By Idolina Maldonado
Humans have been using natural sweeteners, such as sugar and honey, for thousands of years. India has manufactured cane sugar granules for over two thousand years and Southeast Asia has used sugar cane juice long before that. In the 15th century, the use of sugar cane juice spread to the West Indies and Americas.
Ancient Egyptian hieroglyphics depict the use of honey and the ancient Greeks used honey in foods as well as healing techniques. One important aspect of natural sweeteners is their glycemic index (GI). Glycemic Index is defined as a number representing the ability of a food to increase the level of glucose in the blood.
The Livestrong Foundation states that the lower the GI, the slower the body uses the carbohydrates as energy. The GI of honey varies depending on the type. Floral honeys have the lowest glycemic index ranging 32-44. Commercial blend honeys release energy faster and have a GI of 69. Pure raw honey, which is unpasteurized, unheated, and unprocessed, has a GI of 58. Although the nutrients in honey and sugar are similar, using lower GI honey would be more beneficial because it would require less to sweeten a food than sugar.

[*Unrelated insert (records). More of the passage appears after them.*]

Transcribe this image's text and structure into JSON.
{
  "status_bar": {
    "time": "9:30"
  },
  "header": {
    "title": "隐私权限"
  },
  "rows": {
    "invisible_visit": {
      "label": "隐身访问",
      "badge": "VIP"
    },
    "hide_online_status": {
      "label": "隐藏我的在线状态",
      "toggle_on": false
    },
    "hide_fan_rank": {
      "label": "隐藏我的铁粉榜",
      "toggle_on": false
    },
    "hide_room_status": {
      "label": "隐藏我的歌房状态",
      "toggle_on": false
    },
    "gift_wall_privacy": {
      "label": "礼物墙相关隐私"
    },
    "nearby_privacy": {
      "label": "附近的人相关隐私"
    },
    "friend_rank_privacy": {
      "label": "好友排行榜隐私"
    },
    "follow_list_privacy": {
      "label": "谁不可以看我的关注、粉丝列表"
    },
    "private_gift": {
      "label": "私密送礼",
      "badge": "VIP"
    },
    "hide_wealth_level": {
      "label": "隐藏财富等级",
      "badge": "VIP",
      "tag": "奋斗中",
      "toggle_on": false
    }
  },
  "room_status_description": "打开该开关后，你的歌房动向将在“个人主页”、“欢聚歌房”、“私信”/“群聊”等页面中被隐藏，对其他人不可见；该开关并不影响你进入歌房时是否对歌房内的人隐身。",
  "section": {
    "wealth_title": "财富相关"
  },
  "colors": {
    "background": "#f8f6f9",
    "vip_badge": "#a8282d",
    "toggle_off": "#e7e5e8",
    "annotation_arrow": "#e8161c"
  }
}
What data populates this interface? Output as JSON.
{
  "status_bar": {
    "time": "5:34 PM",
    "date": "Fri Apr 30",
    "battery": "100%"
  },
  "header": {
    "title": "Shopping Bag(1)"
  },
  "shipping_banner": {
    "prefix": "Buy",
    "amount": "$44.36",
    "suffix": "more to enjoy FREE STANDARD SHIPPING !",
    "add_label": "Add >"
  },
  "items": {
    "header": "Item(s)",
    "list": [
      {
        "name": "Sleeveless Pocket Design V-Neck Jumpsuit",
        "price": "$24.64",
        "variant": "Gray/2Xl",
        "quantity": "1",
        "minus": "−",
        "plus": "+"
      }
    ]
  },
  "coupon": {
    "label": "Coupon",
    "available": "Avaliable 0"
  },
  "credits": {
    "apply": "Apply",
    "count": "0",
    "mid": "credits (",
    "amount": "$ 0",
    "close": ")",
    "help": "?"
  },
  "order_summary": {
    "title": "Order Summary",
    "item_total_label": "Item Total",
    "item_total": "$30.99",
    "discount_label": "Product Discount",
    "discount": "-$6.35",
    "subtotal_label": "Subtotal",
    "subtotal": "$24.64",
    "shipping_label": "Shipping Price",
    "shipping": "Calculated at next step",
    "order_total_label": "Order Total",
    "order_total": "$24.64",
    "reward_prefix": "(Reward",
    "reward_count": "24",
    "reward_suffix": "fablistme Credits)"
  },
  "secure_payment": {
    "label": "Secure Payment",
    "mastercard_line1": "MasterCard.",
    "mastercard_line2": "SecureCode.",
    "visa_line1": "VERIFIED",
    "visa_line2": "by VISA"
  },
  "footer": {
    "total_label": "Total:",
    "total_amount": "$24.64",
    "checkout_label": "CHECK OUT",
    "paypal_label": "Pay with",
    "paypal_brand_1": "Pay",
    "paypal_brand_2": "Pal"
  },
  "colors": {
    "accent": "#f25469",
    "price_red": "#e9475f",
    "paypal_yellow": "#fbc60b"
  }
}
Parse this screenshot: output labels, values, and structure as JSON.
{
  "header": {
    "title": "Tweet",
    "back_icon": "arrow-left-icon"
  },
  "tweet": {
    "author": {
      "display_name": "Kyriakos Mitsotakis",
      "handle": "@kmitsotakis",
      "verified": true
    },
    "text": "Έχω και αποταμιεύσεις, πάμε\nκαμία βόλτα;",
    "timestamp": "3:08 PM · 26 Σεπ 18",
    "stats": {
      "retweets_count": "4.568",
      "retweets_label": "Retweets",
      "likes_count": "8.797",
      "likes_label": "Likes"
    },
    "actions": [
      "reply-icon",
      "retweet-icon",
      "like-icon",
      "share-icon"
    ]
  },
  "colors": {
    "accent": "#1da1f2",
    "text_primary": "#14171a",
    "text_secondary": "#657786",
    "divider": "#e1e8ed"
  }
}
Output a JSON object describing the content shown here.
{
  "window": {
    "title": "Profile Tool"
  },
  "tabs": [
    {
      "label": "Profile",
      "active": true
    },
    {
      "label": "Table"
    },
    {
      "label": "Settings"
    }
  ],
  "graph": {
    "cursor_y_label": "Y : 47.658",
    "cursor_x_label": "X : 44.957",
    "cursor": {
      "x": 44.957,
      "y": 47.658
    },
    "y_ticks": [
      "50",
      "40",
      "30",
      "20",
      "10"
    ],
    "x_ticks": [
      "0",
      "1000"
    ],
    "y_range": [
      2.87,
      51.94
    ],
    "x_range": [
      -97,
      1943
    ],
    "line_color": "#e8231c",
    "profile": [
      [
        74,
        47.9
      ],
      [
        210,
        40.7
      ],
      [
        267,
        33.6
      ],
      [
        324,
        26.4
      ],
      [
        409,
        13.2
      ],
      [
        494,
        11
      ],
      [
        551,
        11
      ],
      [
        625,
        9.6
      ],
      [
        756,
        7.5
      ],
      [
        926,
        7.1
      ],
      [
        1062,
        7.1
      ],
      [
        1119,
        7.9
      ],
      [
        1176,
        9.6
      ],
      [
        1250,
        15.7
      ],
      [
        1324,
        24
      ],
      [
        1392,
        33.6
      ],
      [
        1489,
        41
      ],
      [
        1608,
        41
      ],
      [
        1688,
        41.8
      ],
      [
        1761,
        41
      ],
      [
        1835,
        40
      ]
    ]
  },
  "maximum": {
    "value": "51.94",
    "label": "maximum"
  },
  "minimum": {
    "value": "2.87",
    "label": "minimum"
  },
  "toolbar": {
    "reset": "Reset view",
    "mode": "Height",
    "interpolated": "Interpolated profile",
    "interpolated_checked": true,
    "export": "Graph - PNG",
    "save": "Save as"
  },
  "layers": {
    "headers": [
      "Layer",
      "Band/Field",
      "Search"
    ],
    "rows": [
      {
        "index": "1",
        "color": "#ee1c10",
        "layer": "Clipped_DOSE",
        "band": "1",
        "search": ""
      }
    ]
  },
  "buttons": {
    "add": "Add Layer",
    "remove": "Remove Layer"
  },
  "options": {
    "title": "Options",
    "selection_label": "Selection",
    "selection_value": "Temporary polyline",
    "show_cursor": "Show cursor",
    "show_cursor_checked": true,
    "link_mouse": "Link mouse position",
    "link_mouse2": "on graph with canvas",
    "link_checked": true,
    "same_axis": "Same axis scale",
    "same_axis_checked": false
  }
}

How to Substitute with Honey
- Use a darker honey for a sweeter and powerful flavor, and lighter honey for a subtle flavor.
- Lubricate the utensil or measuring device with oil or egg whites to prevent the honey from sticking.
- If the recipe calls for 1 cup or less of sugar, you can use equal measurements of honey. For more than 1 cup of sugar, use two-thirds or three-quarters honey.
- When using honey as the substitute to sugar, you must also reduce other liquids called for by one-quarter cup for every cup of honey used after the first cup.
- Be sure to use ¼ tsp. of baking soda for every cup of honey if baking soda is not already called for.
- Most recipes will also need to be baked at 25 degrees lower to prevent overbrowning or over baking.
What recipes do you incorporate honey into? Please feel free to share your recipes with us!